Cincinnati Bengals N/A No waiting list None Yes
Cleveland Browns 2019 5000 Unknown No
Dallas Cowboys N/A No waiting list None Yes AT&T Stadium only
Denver Broncos Unknown 84,000+[17] 15 years No
Detroit Lions N/A No waiting list None No
Green Bay Packers 1960 133,000[18] 30 years Yes (One-time, $2,100 per seat—Green Package. One-time, $900 per seat—Gold Package.)
Houston Texans 2002 28,000[19] 4 years Yes
Indianapolis Colts 2013 Unknown[20] Unknown No
Jacksonville Jaguars N/A No waiting list None No
Kansas City Chiefs N/A No waiting list None No
Los Angeles Chargers 2017 Unknown Unknown Yes
Los Angeles Rams N/A No waiting list None Yes
Miami Dolphins N/A No waiting list None No
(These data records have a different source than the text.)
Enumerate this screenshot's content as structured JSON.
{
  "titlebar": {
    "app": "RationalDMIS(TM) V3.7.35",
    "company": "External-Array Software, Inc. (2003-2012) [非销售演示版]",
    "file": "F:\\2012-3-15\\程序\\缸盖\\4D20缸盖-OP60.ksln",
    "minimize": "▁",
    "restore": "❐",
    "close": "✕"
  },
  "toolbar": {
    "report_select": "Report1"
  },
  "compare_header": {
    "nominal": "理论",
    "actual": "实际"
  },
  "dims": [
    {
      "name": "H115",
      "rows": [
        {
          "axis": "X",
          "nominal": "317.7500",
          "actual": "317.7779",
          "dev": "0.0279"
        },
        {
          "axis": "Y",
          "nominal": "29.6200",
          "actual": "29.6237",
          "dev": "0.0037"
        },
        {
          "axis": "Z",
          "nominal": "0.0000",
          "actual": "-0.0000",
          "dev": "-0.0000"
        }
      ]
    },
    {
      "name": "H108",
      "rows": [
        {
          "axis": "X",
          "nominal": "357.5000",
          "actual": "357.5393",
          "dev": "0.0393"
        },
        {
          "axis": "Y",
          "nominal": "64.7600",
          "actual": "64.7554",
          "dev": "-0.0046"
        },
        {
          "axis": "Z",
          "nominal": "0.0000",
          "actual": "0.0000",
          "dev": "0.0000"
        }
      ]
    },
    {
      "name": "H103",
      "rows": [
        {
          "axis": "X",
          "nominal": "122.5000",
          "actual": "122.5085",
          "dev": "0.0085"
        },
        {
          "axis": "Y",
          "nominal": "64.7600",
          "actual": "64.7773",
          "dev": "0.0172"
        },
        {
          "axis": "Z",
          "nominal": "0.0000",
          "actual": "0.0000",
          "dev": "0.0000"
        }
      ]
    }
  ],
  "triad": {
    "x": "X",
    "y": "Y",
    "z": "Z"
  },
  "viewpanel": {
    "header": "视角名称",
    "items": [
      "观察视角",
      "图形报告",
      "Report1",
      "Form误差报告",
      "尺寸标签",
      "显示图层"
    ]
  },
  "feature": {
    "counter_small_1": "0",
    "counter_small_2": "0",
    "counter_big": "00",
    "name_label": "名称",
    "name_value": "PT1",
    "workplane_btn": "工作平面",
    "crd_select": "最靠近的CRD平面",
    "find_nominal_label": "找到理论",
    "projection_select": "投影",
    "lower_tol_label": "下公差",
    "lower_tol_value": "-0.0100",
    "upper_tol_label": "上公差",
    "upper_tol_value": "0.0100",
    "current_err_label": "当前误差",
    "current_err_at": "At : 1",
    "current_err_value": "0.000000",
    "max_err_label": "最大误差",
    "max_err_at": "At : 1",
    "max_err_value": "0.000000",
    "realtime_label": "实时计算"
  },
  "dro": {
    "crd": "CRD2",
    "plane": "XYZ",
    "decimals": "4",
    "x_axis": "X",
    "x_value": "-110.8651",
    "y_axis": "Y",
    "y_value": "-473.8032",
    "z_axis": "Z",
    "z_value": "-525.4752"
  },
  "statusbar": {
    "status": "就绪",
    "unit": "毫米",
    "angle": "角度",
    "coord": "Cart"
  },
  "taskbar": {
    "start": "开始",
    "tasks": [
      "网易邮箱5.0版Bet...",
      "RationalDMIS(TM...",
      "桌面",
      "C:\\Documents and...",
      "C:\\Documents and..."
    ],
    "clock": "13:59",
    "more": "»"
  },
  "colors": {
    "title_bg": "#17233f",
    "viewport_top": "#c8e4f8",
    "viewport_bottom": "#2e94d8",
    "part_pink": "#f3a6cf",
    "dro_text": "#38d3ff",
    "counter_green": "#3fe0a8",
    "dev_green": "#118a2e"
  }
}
Minnesota Vikings 2013 unknown 1 year Yes
New England Patriots 1994 60,000[21] 15 years No
New Orleans Saints 2006 100,000[22] Unknown No
New York Giants 1976 70,000[23] N/A Yes, MetLife Stadium only
New York Jets N/A No waiting list None Yes, upper level has no PSLs MetLife Stadium only
Oakland Raiders 2016[24] Unknown Unknown No
Philadelphia Eagles 2002 86,000 Unknown Yes
Pittsburgh Steelers 1972 Unknown Unknown Yes
San Francisco 49ers N/A No waiting list None Yes, Levi's Stadium only
Seattle Seahawks 2012 68,000[25] 30 years Yes
Tampa Bay Buccaneers N/A No waiting list None No
Tennessee Titans Unknown 22,000 2 years Yes
Washington Redskins N/A None None No


  1. ^ a b Sherman, Lauren (2007-09-07). "Toughest NFL Waiting Lists -". Forbes.
  2. ^ Mascarenhas, Rohan (2010-08-17). "New Meadowlands Stadium opens to Giants, Jets fans in East Rutherford". The Star-Ledger. Newark. Retrieved 2011-08-23.
  3. ^ Mohl, Bruce (2005-02-25). "Season ticket transfer fees irk fans". The Boston Globe.
  4. ^ Angelo F. Coniglio v. Highwood Services, Inc., 495 F.2d 1286 (2d Cir. 1974-04-17).
  5. ^ a b " FAQ".
  6. ^ - Fan Zone - Faq - Tickets Archived 2010-03-18 at the Wayback Machine
  7. ^ File:Waitlist Postcard.jpg
  8. ^ " - Be the 74,659th In Line! - Oct 9, 2007". CNN. 2007-10-09. Retrieved 2010-05-20.
  9. ^ Farmer, Liz (2011-09-01). "Redskins season ticket waiting list is a mystery to fans, sports experts". The Washington Examiner.
  10. ^ "NFL Season Ticket Waiting Lists: Which Teams Have Them & Which Wish They Did". 2017-03-09.
  11. ^
  12. ^ "Falcons' PSL sales reach $233 million". 2017-05-10.
  13. ^
  14. ^
  15. ^ The Bills' waiting list takes effect when 60,000 tickets have been sold.[1], [2]
  16. ^ Bills sell 58,500 season tickets
  17. ^
  18. ^
  19. ^
  20. ^ Kevin Clark (July 2, 2012). "Game Changer: NFL Scrambles to Fill Seats". The Wall Street Journal.
  21. ^
  22. ^
  23. ^
  24. ^ "Oakland Raiders | 2018 Season Ticket Priority Waitlist". Retrieved 2018-05-02.
  25. ^ "Seahawks request road game in London because of long wait for season ticket". 2016-03-08.